Brownsdale infant temporarily off HIV drugs, to be re-evaluated TuesdayPublished 7:00pm Friday, May 10, 2013
An infant from Brownsdale in the midst of a controversial case regarding his HIV antiretroviral treatment and whether it should be administered will temporarily remain off drugs because he developed a rash.
Lindsey Nagel, 4-month-old Rico Martinez Nagel’s mother, said her family took Rico to the hospital Thursday night because of his condition, which can be a side effect of his treatments.
“It has really been going on for over a week,” Lindsey said Friday night, and added Rico is now doing slightly better.
Rico has since been discharged from the hospital, and he will remain off of his antiretrovirals until Tuesday, when he will be re-evaluated, Lindsey added.

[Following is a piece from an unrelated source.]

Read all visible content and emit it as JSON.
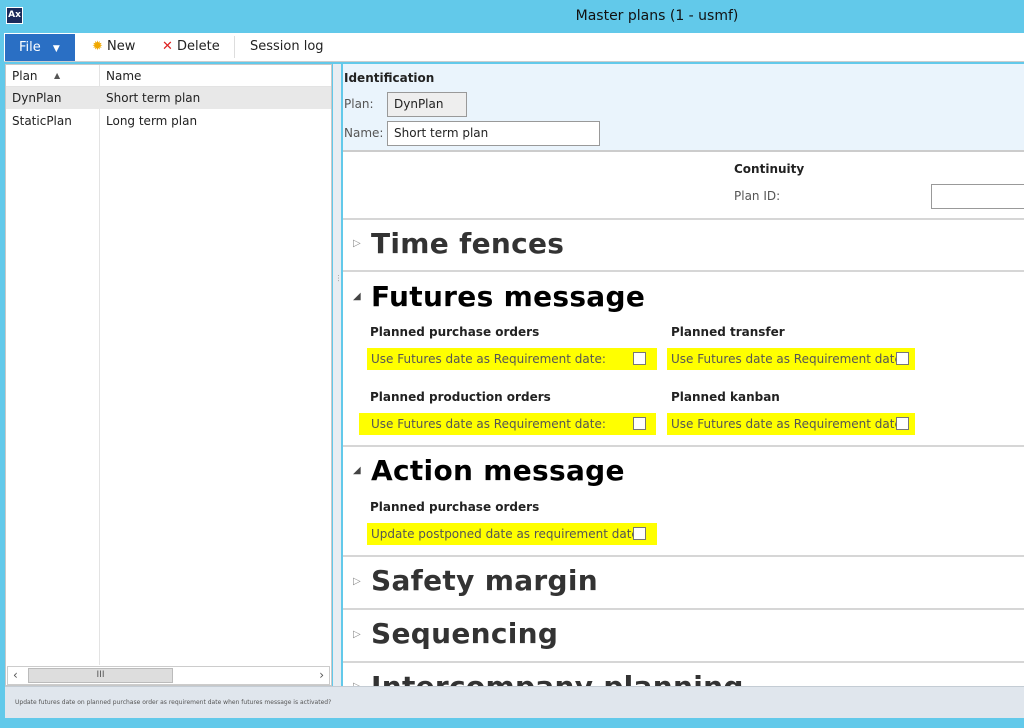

Lindsey and Rico’s father, John Martinez, were ordered Monday to continue medication for Rico with supervision from Mower County Health and Human Services. Rico may remain at home with his parents, though.
John, Lindsey and her parents, Steve and Cheryl Nagel, have fought to keep Rico off of antiretrovirals. Lindsey, who tested HIV positive as an infant when she was adopted from Romania, was on such medications until her parents stopped using them when she was 2. Steve and Cheryl said the drugs were causing severe cramps and killing Lindsey. The entire family has spoken out against such drugs with others, who believe antiretrovirals do more harm than good. Lindsey, now 22, has not taken such medications since she was 2 and says she is healthy.
Lindsey and John’s child in need of protective services case began in January when doctors say they missed two appointments. Doctors say the appointments were mandatory; however, Lindsey and John said they thought the meetings were optional, and they sought a second opinion.
After court hearings, the judge expressed concerns about Steve and Cheryl steering Lindsey’s and John’s decisions about Rico’s medications and whether Lindsey and John would stop treatments without county supervision. Lindsey and John say they have never missed a treatment but would like a court order, so they can take Rico off the antiretrovirals.
Lindsey and John may seek to appeal the judge’s ruling that Rico must stay on antiretrovirals and remain under supervision by the county. Their attorney, Scott Cody, was not immediately available on Friday.